Director: Kit Vincent
Producers: Ed Owles, Dea Gjinovci
After a young filmmaker is diagnosed with a terminal brain tumor, he decides to follow his family’s spiritual and darkly humorous journey towards acceptance.
The Vagrant Master (China)
Directors: Weichao Xu, Weixi Chen
Producers: Jia Zhao, Weicong Xia
After living in seclusion with his books for 26 years, Shen Wei, an erudite trash collector, inadvertently became a viral sensation thanks to a live streaming app, where he was venerated by millions of followers as China’s “Vagrant Master”. The overnight fame reintroduced Shen to a society that once left him behind. When the frenzy abruptly subsided two years later, however, Shen found himself caught in a dilemma and started to lose control of his life.
Third Act (U.S.A.)
Director: Tadashi Nakamura
Producer: Ursula Liang
On its surface, Third Act is a biopic that explores Robert Nakamura’s role as the “Godfather of Asian American film,” made by his son, Tadashi Nakamura. But with his diagnosis of Parkinson’s disease, the film poses a complex question: how can a father and son say goodbye?
Untitled Lerone D. Wilson Documentary (U.S.A.)
Director: Lerone D. Wilson
Producers: Andrea Mustain, Lerone D. Wilson
Good intentions, unforeseen consequences, and the forces of the Internet collide, revealing the humanity—and the humans—confronting the unprecedented power of social media.

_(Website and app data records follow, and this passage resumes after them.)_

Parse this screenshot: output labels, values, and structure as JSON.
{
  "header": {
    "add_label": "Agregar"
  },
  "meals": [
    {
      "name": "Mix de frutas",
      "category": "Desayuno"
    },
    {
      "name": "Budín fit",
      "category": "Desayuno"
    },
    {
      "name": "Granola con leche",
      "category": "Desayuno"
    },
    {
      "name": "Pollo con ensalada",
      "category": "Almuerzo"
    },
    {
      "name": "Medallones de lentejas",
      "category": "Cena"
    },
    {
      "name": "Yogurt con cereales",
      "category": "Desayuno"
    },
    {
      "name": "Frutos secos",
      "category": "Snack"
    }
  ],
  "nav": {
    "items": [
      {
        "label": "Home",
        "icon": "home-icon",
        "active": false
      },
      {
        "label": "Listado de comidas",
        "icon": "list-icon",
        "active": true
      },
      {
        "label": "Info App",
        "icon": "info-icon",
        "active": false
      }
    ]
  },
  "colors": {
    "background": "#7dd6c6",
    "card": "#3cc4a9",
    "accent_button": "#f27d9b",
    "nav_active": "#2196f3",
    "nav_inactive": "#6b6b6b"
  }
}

John D. and Catherine T. MacArthur Foundation
Untitled Prison Hunger Strike Film (U.S.A.)
Directors: Lucas Guilkey, JoeBill Muñoz
Producers: Lucas Guilkey, JoeBill Muñoz

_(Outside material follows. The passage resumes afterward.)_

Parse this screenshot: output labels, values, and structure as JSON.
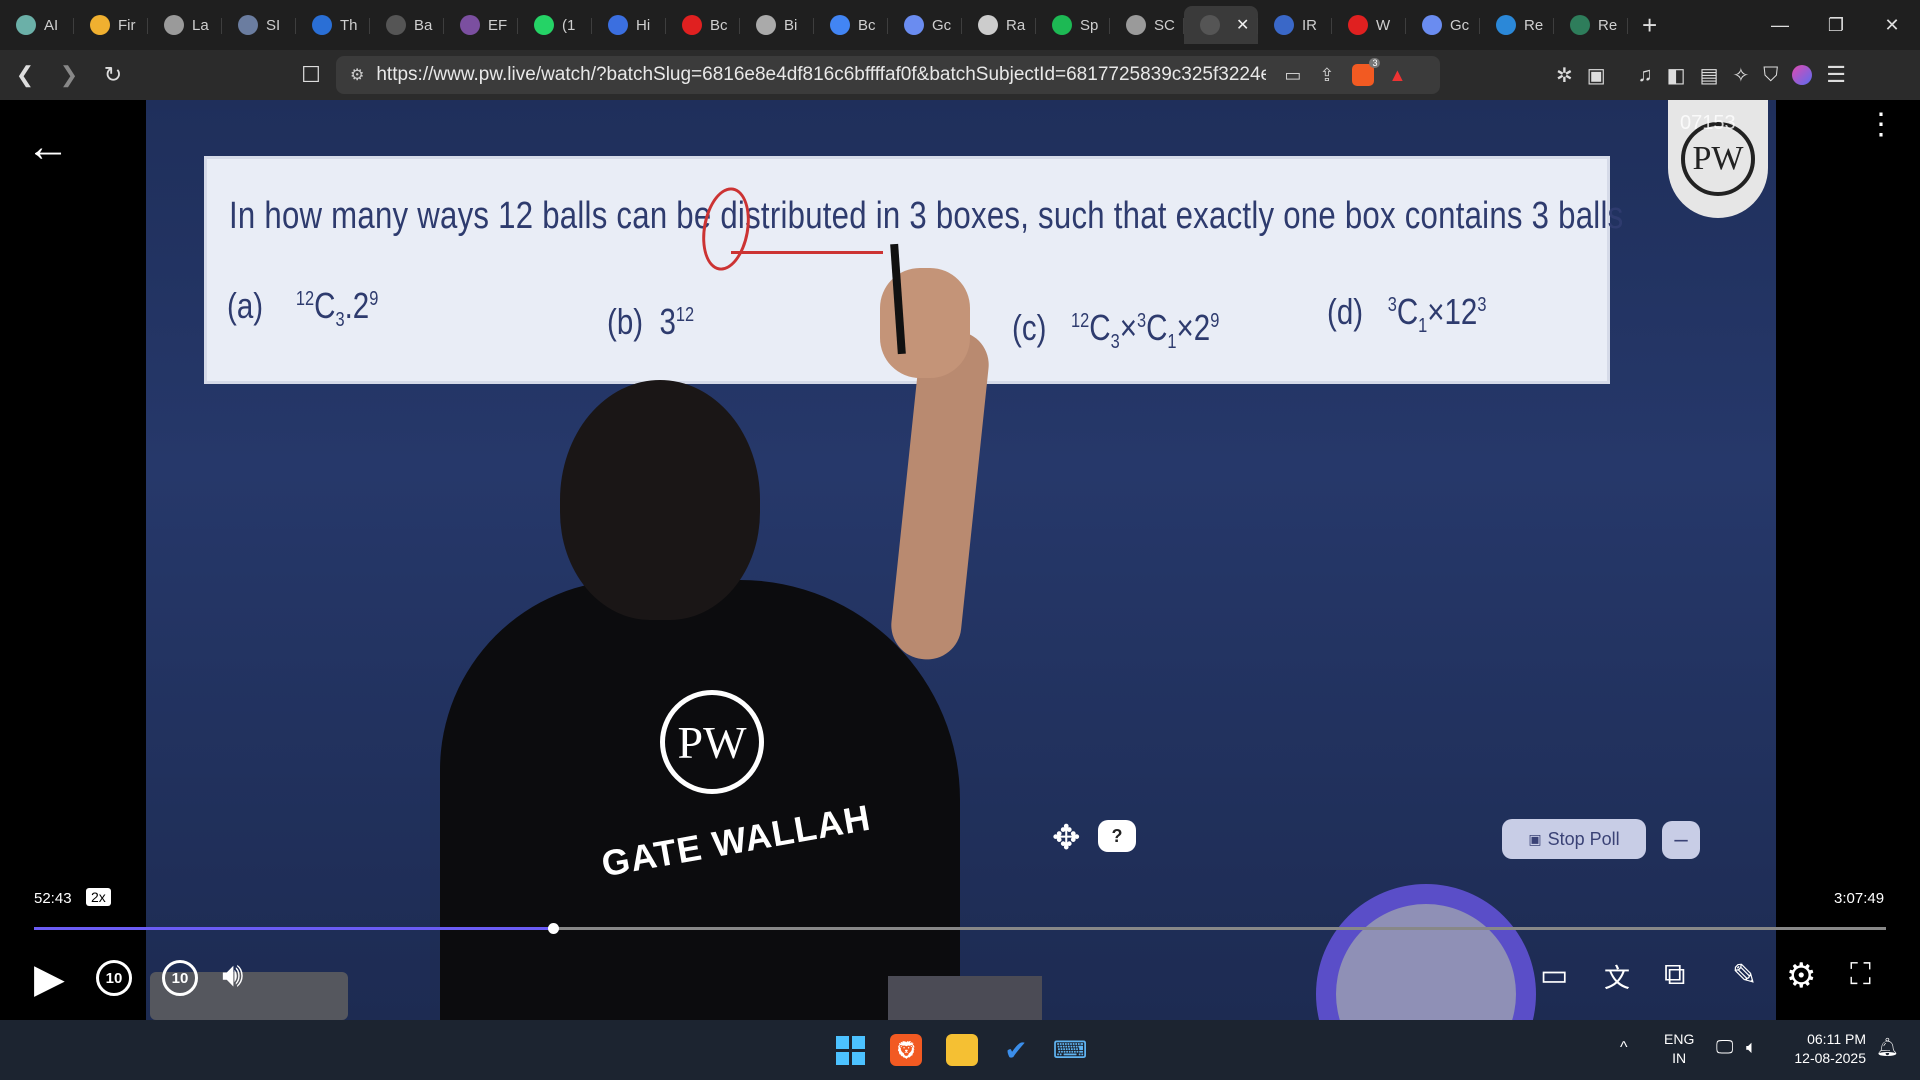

A feature documentary about the rise and fall of California’s system of indefinite solitary confinement.
John D. and Catherine T. MacArthur Foundation
Director: Fox Maxy

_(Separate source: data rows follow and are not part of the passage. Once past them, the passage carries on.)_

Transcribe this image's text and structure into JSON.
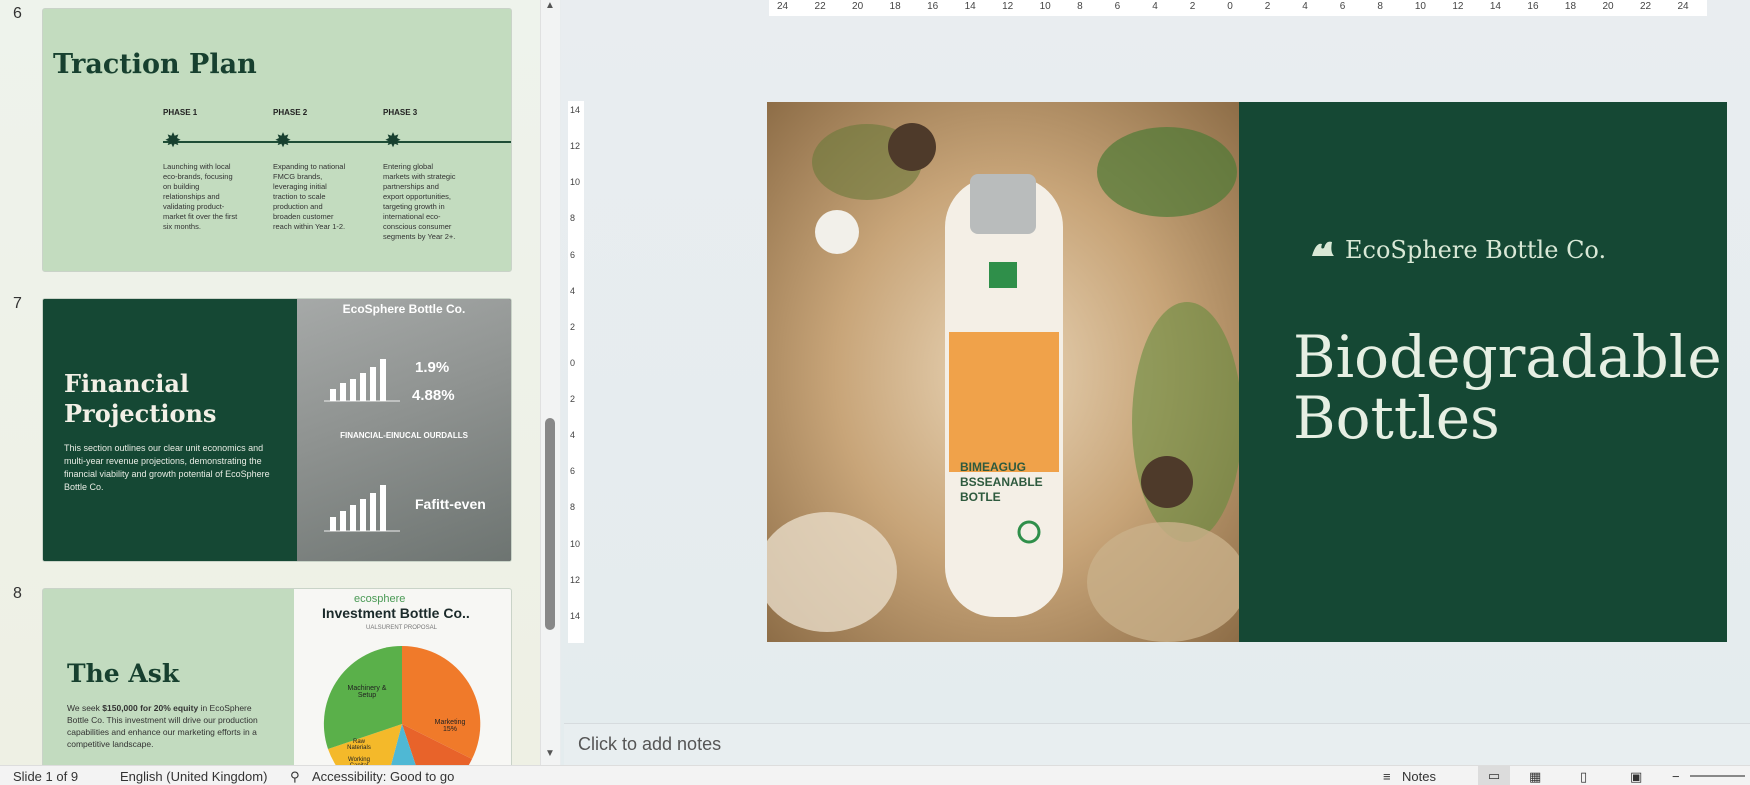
{
  "thumbnails": [
    {
      "number": "6",
      "title": "Traction Plan",
      "phases": [
        {
          "label": "PHASE 1",
          "desc": "Launching with local eco-brands, focusing on building relationships and validating product-market fit over the first six months."
        },
        {
          "label": "PHASE 2",
          "desc": "Expanding to national FMCG brands, leveraging initial traction to scale production and broaden customer reach within Year 1-2."
        },
        {
          "label": "PHASE 3",
          "desc": "Entering global markets with strategic partnerships and export opportunities, targeting growth in international eco-conscious consumer segments by Year 2+."
        }
      ]
    },
    {
      "number": "7",
      "title": "Financial Projections",
      "body": "This section outlines our clear unit economics and multi-year revenue projections, demonstrating the financial viability and growth potential of EcoSphere Bottle Co.",
      "brand": "EcoSphere Bottle Co.",
      "stat1": "1.9%",
      "stat2": "4.88%",
      "section": "FINANCIAL-EINUCAL OURDALLS",
      "breakeven": "Fafitt-even"
    },
    {
      "number": "8",
      "title": "The Ask",
      "body_prefix": "We seek ",
      "body_bold": "$150,000 for 20% equity",
      "body_suffix": " in EcoSphere Bottle Co. This investment will drive our production capabilities and enhance our marketing efforts in a competitive landscape.",
      "chart_brand": "ecosphere",
      "chart_title": "Investment Bottle Co..",
      "chart_subtitle": "UALSURENT PROPOSAL",
      "slice_machinery": "Machinery & Setup",
      "slice_marketing": "Marketing 15%",
      "slice_raw": "Raw Naterials",
      "slice_working": "Working Capital"
    }
  ],
  "current_slide": {
    "brand": "EcoSphere Bottle Co.",
    "headline_line1": "Biodegradable",
    "headline_line2": "Bottles",
    "bottle_label": "BIMEAGUG BSSEANABLE BOTLE",
    "colors": {
      "panel": "#154834",
      "text": "#e6efe3"
    }
  },
  "ruler_h": [
    "24",
    "22",
    "20",
    "18",
    "16",
    "14",
    "12",
    "10",
    "8",
    "6",
    "4",
    "2",
    "0",
    "2",
    "4",
    "6",
    "8",
    "10",
    "12",
    "14",
    "16",
    "18",
    "20",
    "22",
    "24"
  ],
  "ruler_v": [
    "14",
    "12",
    "10",
    "8",
    "6",
    "4",
    "2",
    "0",
    "2",
    "4",
    "6",
    "8",
    "10",
    "12",
    "14"
  ],
  "notes": {
    "placeholder": "Click to add notes"
  },
  "status": {
    "slide_info": "Slide 1 of 9",
    "language": "English (United Kingdom)",
    "accessibility": "Accessibility: Good to go",
    "notes_label": "Notes"
  }
}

Producers: Michel Sayegh, Jaida Grey Eagle, Mad Max Alo
A collection of interviews about mental health and suicide, interrupted by fake commercials, reality tv parodies, animations and archival footage. Watertight flips through channels, traveling around Indian country and big cities, following people who create their own realities. This film is for freaks.
Dancing on the Edge of a Volcano (Lebanon, France)
Director: Cyril Aris
Producers: Katharina Weser, Myriam Sassine
A country that experiences one disaster after another. A film crew that surmounts the insurmountable to shoot their vision of Lebanon’s future. A portrait of Beirut society in the aftermath of the August 4th 2020 port explosion, struggling to rebuild, resist, and ultimately find life again.
Hidden Letters (China, U.S.A., Norway, Germany)
Directors: Violet Du Feng, Zhao Qing
Producers: Violet Du Feng, Mette Cheng Munthe-Kaas, Jean Tsien, Su Kim
Hidden Letters tells the story of two Chinese women trying to balance their lives as independent women in modern China while confronting the traditional identity that defines but also oppresses them. Connected through their love for Nushu — a centuries-old secret text shared amongst women — each of them transforms through a pivotal period of their lives and takes a step closer to becoming the individuals they know they can be.
I Didn’t See You There (U.S.A.)
Director: Reid Davenport
Producer: Keith Wilson
Spurred by the spectacle of a circus tent that goes up outside his Oakland apartment, a disabled filmmaker launches into an unflinching meditation on freakdom, (in)visibility, and the pursuit of individual agency.
Razing Liberty Square (U.S.A.)
Director: Katja Esson
Producers: Katja Esson, Ann Bennett, Corinna Sager, Ronald Baez
Miami is ground zero for sea level rise. When residents of the Liberty Square public-housing community learn about a $300 million revitalization project in 2015, they soon discover that this sudden interest comes from the fact that their neighborhood is located on the highest-and-driest ground in the city. Now they must prepare to fight a new form of racial injustice – Climate Gentrification. (KENDEDA FUND)